Its search for a new boss comes after a dismal period for an industry beset by a poor record on water leakage, repeated scandals relating to the treatment of sewage and rows over the payment of shareholder dividends.
Last June, Southern Water was handed a record £126m penalty by the regulator, Ofwat, over its handling of wastewater, intensifying pressure on the industry to clean up its act.
Thames Water was taken over by Macquarie, the Australian infrastructure investor, in 2006, in an £8bn deal.
Macquarie sold a number of stakes to third-party funds before offloading its remaining shareholding in 2017.
The company’s current investor base is led by Omers, the Canadian pension fund, which owns just under a third of the shares.
The Universities Superannuation Scheme (USS), which manages the retirement savings of British academics, is the second-biggest shareholder, with funds from Abu Dhabi, Australia, Canada, China and the Netherlands among Thames Water’s other investors.
Ian Marchant, the company’s interim executive chairman and a former boss of SSE, the power supplier, has been leading the search for Mr Robertson’s successor.
In a statement on Friday, a Thames Water spokesman said: “The board of Thames Water has been conducting a thorough search for a CEO.
“It would be inappropriate to comment on an ongoing process and we will make an announcement when a decision has been made.
“We have a committed and strong leadership team driving our plans forward, and our focus on delivering for customers and protecting the environment remains unchanged while the search continues.”
Thames is easily the UK’s largest water and wastewater services company with an annual turnover of £2bn.
It has three million residential customers, and 15 million customers in total when accounting for its waste services,
More than 6,000 people work for the company.
The company’s service area stretches from Gloucestershire and Wiltshire in the west, through London and the Thames Valley, to the western edges of Essex and Kent in the east.

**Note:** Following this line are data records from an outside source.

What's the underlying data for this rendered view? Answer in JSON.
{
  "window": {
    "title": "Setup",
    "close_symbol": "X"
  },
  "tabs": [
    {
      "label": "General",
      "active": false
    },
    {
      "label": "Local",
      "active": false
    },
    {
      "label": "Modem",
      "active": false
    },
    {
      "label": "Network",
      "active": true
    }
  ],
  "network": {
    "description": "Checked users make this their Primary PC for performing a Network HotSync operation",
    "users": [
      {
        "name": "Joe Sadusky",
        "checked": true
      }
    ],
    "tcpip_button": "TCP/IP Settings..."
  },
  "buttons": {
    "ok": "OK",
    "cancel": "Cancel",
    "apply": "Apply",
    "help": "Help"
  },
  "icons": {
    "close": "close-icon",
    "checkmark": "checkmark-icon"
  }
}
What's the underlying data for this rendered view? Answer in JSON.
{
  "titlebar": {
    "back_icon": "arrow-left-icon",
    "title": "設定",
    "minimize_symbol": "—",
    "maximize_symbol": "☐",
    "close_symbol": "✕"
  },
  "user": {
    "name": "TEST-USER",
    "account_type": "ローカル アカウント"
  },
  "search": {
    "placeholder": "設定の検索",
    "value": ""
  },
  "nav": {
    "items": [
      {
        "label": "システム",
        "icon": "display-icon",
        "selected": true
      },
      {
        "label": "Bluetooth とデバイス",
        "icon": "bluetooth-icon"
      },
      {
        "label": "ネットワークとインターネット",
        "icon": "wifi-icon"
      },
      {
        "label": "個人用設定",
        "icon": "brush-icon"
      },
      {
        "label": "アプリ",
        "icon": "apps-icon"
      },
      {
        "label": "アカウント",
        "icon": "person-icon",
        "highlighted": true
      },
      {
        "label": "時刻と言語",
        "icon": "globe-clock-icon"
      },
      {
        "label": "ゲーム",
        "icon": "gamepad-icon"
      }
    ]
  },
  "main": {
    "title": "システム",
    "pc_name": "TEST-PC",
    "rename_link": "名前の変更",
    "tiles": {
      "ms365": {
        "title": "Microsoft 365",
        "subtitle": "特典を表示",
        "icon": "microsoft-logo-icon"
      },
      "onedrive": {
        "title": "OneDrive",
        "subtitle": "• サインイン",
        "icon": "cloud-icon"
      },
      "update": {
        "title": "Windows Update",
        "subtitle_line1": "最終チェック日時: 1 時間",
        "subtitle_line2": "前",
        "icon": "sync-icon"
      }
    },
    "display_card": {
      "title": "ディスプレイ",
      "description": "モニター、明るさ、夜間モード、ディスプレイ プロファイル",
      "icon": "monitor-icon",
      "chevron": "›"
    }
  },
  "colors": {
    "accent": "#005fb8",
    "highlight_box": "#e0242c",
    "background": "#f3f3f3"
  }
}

In 2017, Thames Water was fined more than £20m for dumping raw sewage into the River Thames and its tributaries, with a second, smaller, penalty imposed the following year.
SOURCE : https://news.sky.com/story/thames-ceo-frontrunner-pulls-plug-on-talks-11922713